The hearing, set for sometime this summer, is part of the same investigation for which Apple’s Cook was invited to speak. Facebook CEO Mark Zuckerberg and Google CEO Sundar Pichai have also agreed to testify for Congress, though they’ve been there plenty of times before. The investigation concerns the tech titans’ ability to manipulate the economies in which they operate.
Among the issues that will likely be raised to Bezos is Amazon’s practice of giving its own products preferential placement on its site. Further, Amazon often produces its own version of third party items that are proving popular with customers, then not only gives its own items preferential placement, but also undercuts the third party on price, as well.
Its digital practices have long received scrutiny, but this spring, much of the public ire directed at Amazon was focused on the safety of its large warehouses as the coronavirus pandemic began ravaging the nation. Amazon was accused of not protecting its employees, who work long and grueling shifts inside the warehouses; there were wildcat protests and strikes throughout the spring, and after Amazon fired one of the organizers of a New York strike, documents surfaced that showed the company’s efforts to smear the former employee.
At least eight warehouse employees have died of coronavirus and Amazon is being sued by New York employees, who say they were left unprotected and wound up bringing the disease home to loved ones.

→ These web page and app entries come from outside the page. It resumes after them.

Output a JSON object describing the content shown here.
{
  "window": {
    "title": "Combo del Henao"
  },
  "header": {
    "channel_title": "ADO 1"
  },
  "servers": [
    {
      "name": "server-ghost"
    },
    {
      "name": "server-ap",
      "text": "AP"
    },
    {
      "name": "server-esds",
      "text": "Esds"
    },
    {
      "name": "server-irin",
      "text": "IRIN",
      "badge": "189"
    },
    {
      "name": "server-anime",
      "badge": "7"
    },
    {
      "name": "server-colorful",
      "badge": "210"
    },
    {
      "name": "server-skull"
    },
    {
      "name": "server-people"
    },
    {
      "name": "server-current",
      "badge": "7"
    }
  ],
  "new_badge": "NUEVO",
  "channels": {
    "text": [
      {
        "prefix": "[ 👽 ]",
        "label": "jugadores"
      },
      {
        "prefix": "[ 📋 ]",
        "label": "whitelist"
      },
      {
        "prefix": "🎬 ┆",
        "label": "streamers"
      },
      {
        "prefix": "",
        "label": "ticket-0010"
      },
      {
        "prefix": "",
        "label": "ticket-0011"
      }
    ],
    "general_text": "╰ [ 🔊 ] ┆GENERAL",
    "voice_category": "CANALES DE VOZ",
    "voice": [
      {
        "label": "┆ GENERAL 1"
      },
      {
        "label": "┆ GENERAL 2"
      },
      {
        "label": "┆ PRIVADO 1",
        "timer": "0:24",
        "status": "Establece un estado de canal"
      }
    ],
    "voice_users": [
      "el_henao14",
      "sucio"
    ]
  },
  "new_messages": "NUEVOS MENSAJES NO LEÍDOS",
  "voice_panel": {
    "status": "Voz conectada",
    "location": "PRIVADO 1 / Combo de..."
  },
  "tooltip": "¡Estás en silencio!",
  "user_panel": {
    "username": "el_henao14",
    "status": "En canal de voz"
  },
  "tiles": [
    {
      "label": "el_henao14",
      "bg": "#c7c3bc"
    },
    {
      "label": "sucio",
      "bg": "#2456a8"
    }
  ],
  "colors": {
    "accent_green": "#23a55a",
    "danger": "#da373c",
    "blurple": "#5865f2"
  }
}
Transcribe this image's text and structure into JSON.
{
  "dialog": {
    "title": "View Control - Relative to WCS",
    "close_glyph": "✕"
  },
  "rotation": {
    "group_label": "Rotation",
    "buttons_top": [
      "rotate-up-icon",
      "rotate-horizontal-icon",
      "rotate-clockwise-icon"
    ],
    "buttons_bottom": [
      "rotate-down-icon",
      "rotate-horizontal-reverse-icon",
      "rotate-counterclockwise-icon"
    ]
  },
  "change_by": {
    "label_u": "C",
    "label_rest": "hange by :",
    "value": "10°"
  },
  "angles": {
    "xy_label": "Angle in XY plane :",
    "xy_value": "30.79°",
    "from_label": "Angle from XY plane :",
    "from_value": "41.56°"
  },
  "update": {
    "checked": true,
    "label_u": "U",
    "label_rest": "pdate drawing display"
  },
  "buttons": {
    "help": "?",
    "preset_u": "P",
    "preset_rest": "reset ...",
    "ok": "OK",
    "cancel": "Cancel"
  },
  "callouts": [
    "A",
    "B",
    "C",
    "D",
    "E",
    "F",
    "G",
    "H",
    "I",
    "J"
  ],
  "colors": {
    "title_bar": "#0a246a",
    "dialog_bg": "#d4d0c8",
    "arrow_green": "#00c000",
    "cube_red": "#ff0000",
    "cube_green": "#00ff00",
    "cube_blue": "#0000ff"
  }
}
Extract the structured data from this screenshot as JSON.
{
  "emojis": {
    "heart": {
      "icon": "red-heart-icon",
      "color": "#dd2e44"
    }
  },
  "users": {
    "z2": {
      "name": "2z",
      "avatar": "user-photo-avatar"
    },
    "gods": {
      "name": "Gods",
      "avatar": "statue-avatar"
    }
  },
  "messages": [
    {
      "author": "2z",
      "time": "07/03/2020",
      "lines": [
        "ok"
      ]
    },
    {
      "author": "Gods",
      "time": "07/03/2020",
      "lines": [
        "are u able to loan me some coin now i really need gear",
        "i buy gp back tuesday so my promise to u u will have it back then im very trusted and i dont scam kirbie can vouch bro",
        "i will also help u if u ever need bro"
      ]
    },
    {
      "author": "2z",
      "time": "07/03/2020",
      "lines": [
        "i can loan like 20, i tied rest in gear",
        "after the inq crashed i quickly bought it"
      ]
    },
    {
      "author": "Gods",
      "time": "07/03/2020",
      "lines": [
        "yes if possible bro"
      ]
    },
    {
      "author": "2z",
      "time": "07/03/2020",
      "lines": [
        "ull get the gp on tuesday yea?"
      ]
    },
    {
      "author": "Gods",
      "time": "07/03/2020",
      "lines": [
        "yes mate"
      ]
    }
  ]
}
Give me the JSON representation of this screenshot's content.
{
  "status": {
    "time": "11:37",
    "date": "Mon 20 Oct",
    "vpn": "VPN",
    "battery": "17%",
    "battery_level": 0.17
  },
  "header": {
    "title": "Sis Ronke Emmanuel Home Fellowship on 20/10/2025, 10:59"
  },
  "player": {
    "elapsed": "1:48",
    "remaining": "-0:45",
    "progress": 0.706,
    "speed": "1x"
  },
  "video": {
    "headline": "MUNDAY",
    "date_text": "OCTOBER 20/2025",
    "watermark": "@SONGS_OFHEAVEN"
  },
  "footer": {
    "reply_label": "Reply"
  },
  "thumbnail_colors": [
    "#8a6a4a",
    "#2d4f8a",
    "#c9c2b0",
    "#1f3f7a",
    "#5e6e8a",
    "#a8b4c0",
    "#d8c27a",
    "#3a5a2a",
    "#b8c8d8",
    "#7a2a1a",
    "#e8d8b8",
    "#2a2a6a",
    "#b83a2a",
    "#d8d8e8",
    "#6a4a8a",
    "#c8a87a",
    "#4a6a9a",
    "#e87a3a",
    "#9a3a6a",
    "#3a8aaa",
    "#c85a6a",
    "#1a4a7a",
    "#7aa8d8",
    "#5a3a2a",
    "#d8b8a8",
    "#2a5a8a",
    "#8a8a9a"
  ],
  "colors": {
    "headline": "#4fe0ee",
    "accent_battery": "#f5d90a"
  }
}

Since the rash of bad press, Amazon announced that it planned to spend $800 million on COVID-19 protection and has gone out of its way to upgrade its warehouses and show them off to the press; earlier this week, the company unveiled an AI system that is enforcing social distancing.
While CEO Mark Zuckerberg will also testify to Congress, most of the company’s trouble has involved public relations, employee unrest, and the close eye of a president whose campaign depends on the company maintaining lax standards.
Facebook pledged after the 2016 election to tighten its standards and enforce rules against trolls, Russian bots, and other agents of misinformation, but the company has been criticized for making good on few of its promises, even when tangible solutions were found.
Zuckerberg has come under fire from all quarters for his decision not to censor or place warnings on violent and racist posts from President Trump, even after other social networks, such as Twitter and Snapchat, have taken action. Employees, working from home during the pandemic, staged a virtual “walkout,” while Zuckerberg was accused of failing to curb misinformation by the scientists funded by the foundation he runs with wife Priscilla Chan.
On Wednesday, Facebook announced that it would allow users to turn political ads off in the United States. This came after former Vice President and presumptive Democratic nominee Joe Biden called for the company to fact check ads on the site.